41 Delayed ACKs Normally, TCP does not send an ACK the instant it receives data. Instead, it delays the ACK, hoping to have data going in other direction on which it can piggyback the ACK. Most implementations use a 200ms delay (delays ACK up to 200ms before sending the ACK by itself) This is why in previous slide, ACK would normally piggyback with the echoed character Spring 2006 CS 332

42 Nagle Algorithm 1 byte data segment generates 41 byte packets (20 for IP header + 20 for TCP header). Small packets are called tinygrams On LANs, usually not an issue, but on WANs, this can be a problem (it adds congestion) Solution: Nagle Algorithm (RFC 896, Nagle, 1984): When a TCP connection has outstanding data that has not yet been Acked, small segments cannot be sent until the outstanding data is acknowledged. Spring 2006 CS 332

43 Nagle Algorithm (continued)
Nagle is self-clocking: the faster the ACKs come back, the faster the data is sent. But on slow WAN, where tinygrams can be a problem, fewer segments are sent. Ex. On LAN, time for single byte to be sent, ACKed and echoed is around 16ms. To generate data at this rate, you need to be typing around 60 characters per second (so on LAN you don’t kick in Nagle) On WAN, you’ll often kick in Nagle Spring 2006 CS 332

44 Disabling the Nagle Algorithm
Why would you want to? X Window system: small messages (mouse movements) need to be delivered without delay Typing one of the terminals special function keys during interactive login Function keys normally generate multiple bytes of data, beginning with ASCII escape character. If TCP gets data a byte at a time, it can potentially send first byte and then hold the rest of the characters. The server wouldn’t generate the ACK until it received the rest of the command, so Nagle would kick in, meaning rest of bytes not sent for 200ms, which can be a noticeable delay. With sockets API, the TCP_NODELAY option disables Nagle Host Requirements RFCs (1122, 1123) specify that there must be a way for an app to disable Nagle on an individual TCP connection. Spring 2006 CS 332
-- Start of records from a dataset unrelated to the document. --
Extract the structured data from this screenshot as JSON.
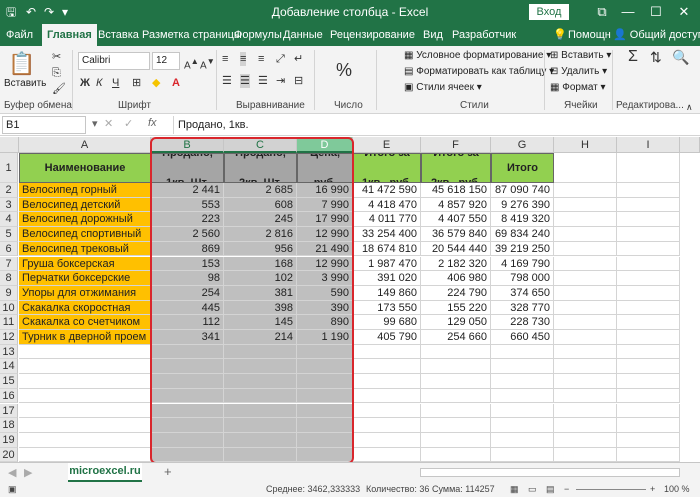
{
  "window": {
    "title": "Добавление столбца  -  Excel",
    "signin": "Вход",
    "restore_label": "⧉",
    "min_label": "—",
    "max_label": "☐",
    "close_label": "✕"
  },
  "tabs": [
    "Файл",
    "Главная",
    "Вставка",
    "Разметка страницы",
    "Формулы",
    "Данные",
    "Рецензирование",
    "Вид",
    "Разработчик"
  ],
  "help": {
    "tell_me": "Помощн",
    "share": "Общий доступ"
  },
  "ribbon": {
    "paste": "Вставить",
    "clipboard_group": "Буфер обмена",
    "font_name": "Calibri",
    "font_size": "12",
    "font_group": "Шрифт",
    "alignment_group": "Выравнивание",
    "number_label": "%",
    "number_group": "Число",
    "cond_format": "Условное форматирование",
    "format_table": "Форматировать как таблицу",
    "cell_styles": "Стили ячеек",
    "styles_group": "Стили",
    "insert": "Вставить",
    "delete": "Удалить",
    "format": "Формат",
    "cells_group": "Ячейки",
    "editing_group": "Редактирова..."
  },
  "formula_bar": {
    "name_box": "B1",
    "fx": "fx",
    "value": "Продано, 1кв."
  },
  "columns": [
    "A",
    "B",
    "C",
    "D",
    "E",
    "F",
    "G",
    "H",
    "I"
  ],
  "rows": [
    "1",
    "2",
    "3",
    "4",
    "5",
    "6",
    "7",
    "8",
    "9",
    "10",
    "11",
    "12",
    "13",
    "14",
    "15",
    "16",
    "17",
    "18",
    "19",
    "20",
    "21"
  ],
  "headers": [
    "Наименование",
    "Продано, 1кв. Шт.",
    "Продано, 2кв. Шт.",
    "Цена, руб.",
    "Итого за 1кв., руб.",
    "Итого за 2кв., руб.",
    "Итого"
  ],
  "table": [
    [
      "Велосипед горный",
      "2 441",
      "2 685",
      "16 990",
      "41 472 590",
      "45 618 150",
      "87 090 740"
    ],
    [
      "Велосипед детский",
      "553",
      "608",
      "7 990",
      "4 418 470",
      "4 857 920",
      "9 276 390"
    ],
    [
      "Велосипед дорожный",
      "223",
      "245",
      "17 990",
      "4 011 770",
      "4 407 550",
      "8 419 320"
    ],
    [
      "Велосипед спортивный",
      "2 560",
      "2 816",
      "12 990",
      "33 254 400",
      "36 579 840",
      "69 834 240"
    ],
    [
      "Велосипед трековый",
      "869",
      "956",
      "21 490",
      "18 674 810",
      "20 544 440",
      "39 219 250"
    ],
    [
      "Груша боксерская",
      "153",
      "168",
      "12 990",
      "1 987 470",
      "2 182 320",
      "4 169 790"
    ],
    [
      "Перчатки боксерские",
      "98",
      "102",
      "3 990",
      "391 020",
      "406 980",
      "798 000"
    ],
    [
      "Упоры для отжимания",
      "254",
      "381",
      "590",
      "149 860",
      "224 790",
      "374 650"
    ],
    [
      "Скакалка скоростная",
      "445",
      "398",
      "390",
      "173 550",
      "155 220",
      "328 770"
    ],
    [
      "Скакалка со счетчиком",
      "112",
      "145",
      "890",
      "99 680",
      "129 050",
      "228 730"
    ],
    [
      "Турник в дверной проем",
      "341",
      "214",
      "1 190",
      "405 790",
      "254 660",
      "660 450"
    ]
  ],
  "sheet_tab": "microexcel.ru",
  "add_sheet": "+",
  "status": {
    "average": "Среднее: 3462,333333",
    "count": "Количество: 36",
    "sum": "Сумма: 114257",
    "zoom": "100 %"
  }
}
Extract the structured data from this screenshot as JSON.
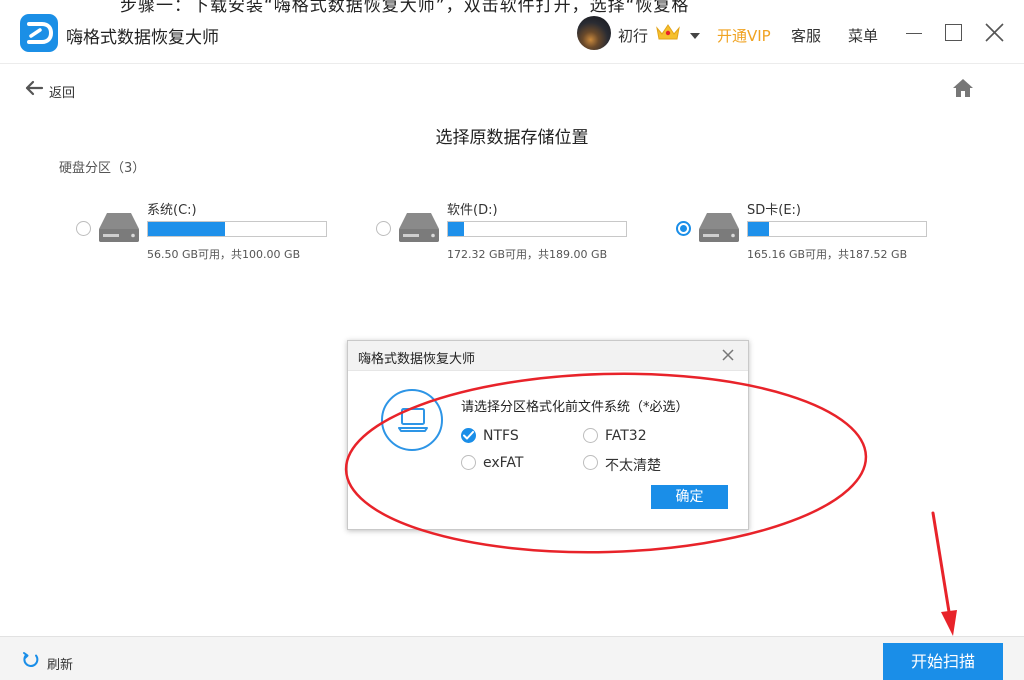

45 TCP Teardown Spring 2006 CS 332

Download ppt "Reliable Byte-Stream (TCP)"

Similar presentations

Ads by Google